House Speaker Paul Ryan called on Congress to find "a permanent legislative solution" for people who arrived in the United States illegally as children, now that President Trump has announced plans to rescind the Obama-era program known as DACA.

Ryan, R-Wis., said Obama's 2012 move to allow young people living here illegally to obtain work permits and avoid deportation, "was a clear abuse of executive authority" and was "never a viable, long-term solution."

On Tuesday, Attorney General Jeff Sessions announced the Deferred Action for Childhood Arrivals program would end in six months.

Ryan said he is hoping Congress and Trump will "find consensus" on legislation that would allow the program to continue, "ensuring those who have done nothing wrong can still contribute as a valued part of this great country."

Here is Ryan's full statement:

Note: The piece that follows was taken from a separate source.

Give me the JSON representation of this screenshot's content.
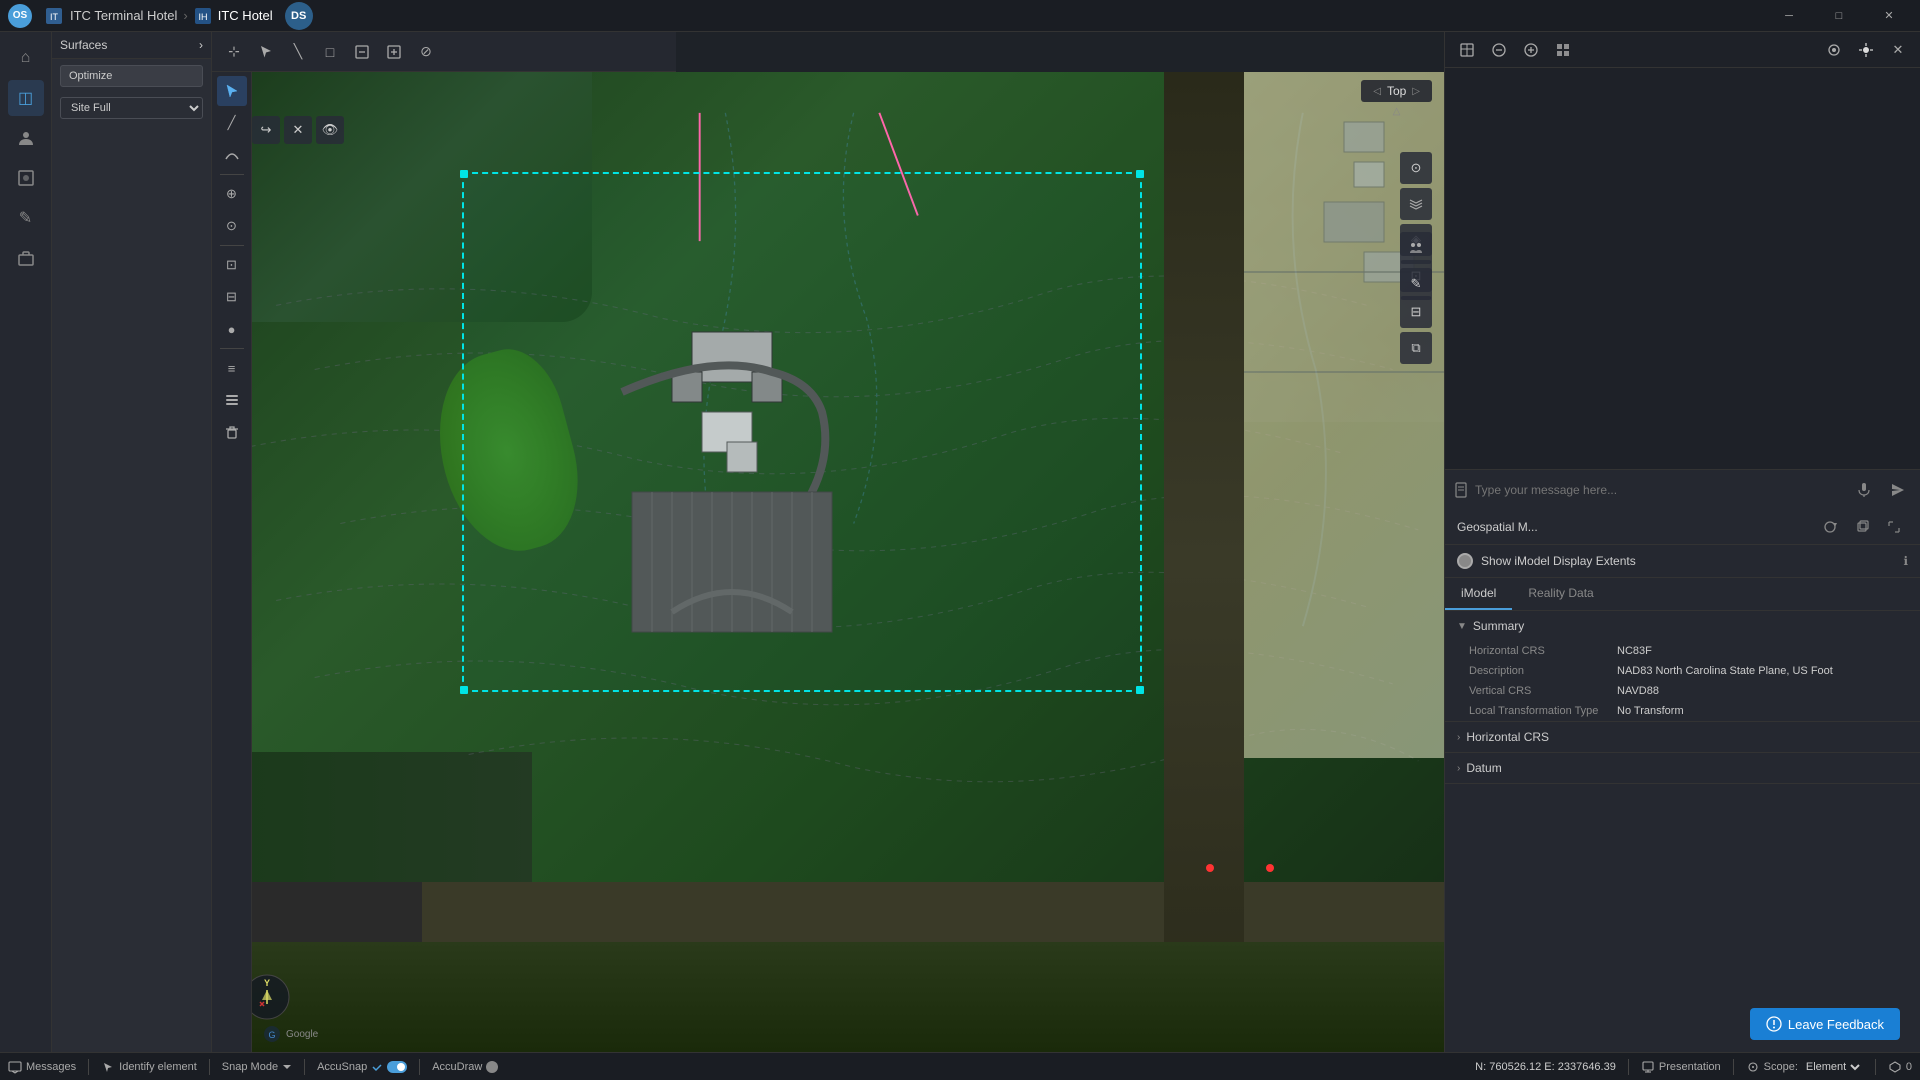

"However well-intentioned, President Obama's DACA program was a clear abuse of executive authority, an attempt to create law out of thin air. Just as the courts have already struck down similar Obama policy, this was never a viable long-term solution to this challenge. Congress writes laws, not the president, and ending this program fulfills a promise that President Trump made to restore the proper role of the executive and legislative branches. But now there is more to do, and the president has called on Congress to act. The president's announcement does not revoke permits immediately, and it is important that those affected have clarity on how this interim period will be carried out. At the heart of this issue are young people who came to this country through no fault of their own, and for many of them it's the only country they know. Their status is one of many immigration issues, such as border security and interior enforcement, which Congress has failed to adequately address over the years. It is my hope that the House and Senate, with the president's leadership, will be able to find consensus on a permanent legislative solution that includes ensuring that those who have done nothing wrong can still contribute as a valued part of this great country."